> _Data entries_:
- Opening Delimiter -

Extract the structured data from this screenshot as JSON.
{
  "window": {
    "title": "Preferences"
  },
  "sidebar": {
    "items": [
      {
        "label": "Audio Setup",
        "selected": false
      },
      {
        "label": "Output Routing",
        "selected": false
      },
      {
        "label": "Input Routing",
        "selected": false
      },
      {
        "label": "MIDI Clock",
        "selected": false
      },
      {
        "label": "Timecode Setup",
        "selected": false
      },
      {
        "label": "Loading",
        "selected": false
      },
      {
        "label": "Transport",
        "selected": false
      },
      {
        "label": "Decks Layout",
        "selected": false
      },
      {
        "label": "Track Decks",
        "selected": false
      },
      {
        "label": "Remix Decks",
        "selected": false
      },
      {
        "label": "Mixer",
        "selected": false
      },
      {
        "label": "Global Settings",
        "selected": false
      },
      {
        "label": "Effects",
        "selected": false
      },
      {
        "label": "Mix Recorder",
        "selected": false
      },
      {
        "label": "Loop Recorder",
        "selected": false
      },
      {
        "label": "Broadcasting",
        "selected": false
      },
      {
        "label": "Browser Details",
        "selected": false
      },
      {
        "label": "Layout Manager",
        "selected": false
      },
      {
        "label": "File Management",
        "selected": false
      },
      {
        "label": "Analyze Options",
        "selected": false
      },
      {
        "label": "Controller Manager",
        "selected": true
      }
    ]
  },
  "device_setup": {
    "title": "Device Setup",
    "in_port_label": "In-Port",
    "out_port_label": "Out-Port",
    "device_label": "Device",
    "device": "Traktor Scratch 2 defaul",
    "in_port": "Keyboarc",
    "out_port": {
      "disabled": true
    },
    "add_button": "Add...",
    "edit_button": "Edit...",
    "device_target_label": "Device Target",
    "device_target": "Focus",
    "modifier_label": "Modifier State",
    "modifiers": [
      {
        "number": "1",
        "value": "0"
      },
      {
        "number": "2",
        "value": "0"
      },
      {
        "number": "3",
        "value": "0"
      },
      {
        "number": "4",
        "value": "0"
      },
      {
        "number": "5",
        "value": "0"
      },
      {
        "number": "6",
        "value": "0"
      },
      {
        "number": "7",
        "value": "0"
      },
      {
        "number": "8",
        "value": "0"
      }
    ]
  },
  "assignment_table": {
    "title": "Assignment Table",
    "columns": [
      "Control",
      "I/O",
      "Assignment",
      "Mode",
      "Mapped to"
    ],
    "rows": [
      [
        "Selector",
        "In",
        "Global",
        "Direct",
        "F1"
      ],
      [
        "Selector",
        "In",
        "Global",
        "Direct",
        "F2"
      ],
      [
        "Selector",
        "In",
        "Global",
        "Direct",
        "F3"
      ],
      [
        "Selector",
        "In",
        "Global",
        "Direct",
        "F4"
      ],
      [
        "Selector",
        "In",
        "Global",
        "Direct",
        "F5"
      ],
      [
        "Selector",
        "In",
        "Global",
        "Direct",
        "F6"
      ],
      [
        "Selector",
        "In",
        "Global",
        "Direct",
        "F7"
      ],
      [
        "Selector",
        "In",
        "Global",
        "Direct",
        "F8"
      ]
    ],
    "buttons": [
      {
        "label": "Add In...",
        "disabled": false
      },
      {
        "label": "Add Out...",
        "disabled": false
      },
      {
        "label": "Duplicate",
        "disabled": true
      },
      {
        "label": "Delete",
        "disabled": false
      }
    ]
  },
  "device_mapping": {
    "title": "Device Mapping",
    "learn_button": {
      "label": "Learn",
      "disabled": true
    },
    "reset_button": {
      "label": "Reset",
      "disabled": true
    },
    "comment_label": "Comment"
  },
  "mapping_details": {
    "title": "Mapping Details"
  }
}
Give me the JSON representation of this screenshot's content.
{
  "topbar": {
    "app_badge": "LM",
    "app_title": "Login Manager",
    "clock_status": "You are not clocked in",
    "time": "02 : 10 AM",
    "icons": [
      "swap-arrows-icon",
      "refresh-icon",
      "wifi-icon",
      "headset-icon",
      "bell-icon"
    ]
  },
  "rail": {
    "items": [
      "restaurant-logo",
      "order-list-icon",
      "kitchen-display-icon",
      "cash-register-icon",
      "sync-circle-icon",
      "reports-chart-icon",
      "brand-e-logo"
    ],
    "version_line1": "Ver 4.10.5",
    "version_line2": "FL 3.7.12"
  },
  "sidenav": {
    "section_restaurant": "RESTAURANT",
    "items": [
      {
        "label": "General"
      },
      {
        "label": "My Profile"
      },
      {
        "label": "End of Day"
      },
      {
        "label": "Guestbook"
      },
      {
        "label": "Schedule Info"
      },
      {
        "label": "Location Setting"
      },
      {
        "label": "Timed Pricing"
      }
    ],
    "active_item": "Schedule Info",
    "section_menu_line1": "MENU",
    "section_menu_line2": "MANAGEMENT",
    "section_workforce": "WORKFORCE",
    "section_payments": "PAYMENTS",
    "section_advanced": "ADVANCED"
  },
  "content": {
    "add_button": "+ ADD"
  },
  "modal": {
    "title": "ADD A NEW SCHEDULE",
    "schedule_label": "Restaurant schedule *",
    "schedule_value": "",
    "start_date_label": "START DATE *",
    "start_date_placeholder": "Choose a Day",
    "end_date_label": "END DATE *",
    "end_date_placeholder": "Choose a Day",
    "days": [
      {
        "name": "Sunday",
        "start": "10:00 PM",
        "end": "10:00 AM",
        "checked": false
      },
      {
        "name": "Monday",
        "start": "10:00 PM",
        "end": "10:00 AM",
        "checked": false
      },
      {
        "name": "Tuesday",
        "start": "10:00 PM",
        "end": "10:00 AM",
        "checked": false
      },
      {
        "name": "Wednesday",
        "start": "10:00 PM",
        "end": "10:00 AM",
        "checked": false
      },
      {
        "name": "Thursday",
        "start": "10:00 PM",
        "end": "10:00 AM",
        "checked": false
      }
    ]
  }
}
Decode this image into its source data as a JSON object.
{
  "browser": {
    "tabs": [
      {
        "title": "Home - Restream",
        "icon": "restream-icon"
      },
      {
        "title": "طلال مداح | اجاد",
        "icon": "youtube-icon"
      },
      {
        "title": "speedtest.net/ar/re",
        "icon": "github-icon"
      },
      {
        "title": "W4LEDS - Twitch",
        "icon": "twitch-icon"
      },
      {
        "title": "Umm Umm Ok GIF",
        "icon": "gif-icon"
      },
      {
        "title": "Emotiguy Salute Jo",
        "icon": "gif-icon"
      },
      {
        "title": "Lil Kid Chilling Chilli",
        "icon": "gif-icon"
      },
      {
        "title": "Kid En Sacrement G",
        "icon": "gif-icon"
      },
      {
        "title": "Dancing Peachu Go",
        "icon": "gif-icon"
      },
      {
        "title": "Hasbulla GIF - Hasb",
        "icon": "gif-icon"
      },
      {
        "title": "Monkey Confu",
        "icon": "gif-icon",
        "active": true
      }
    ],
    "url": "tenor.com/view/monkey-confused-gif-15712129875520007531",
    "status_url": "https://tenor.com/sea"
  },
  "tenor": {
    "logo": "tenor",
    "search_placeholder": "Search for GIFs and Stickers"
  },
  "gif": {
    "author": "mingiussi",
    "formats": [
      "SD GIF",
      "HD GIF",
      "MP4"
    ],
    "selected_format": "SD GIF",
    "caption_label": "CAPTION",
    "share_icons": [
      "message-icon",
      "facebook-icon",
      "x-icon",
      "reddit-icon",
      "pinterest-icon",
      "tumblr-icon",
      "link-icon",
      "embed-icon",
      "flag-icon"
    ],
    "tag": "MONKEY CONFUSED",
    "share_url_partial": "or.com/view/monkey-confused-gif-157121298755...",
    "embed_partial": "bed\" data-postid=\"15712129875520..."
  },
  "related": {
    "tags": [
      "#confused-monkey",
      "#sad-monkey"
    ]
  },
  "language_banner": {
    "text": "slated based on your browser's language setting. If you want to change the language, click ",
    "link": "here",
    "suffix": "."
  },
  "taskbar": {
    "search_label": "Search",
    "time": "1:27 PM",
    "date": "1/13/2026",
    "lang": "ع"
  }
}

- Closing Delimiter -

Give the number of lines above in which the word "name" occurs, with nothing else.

5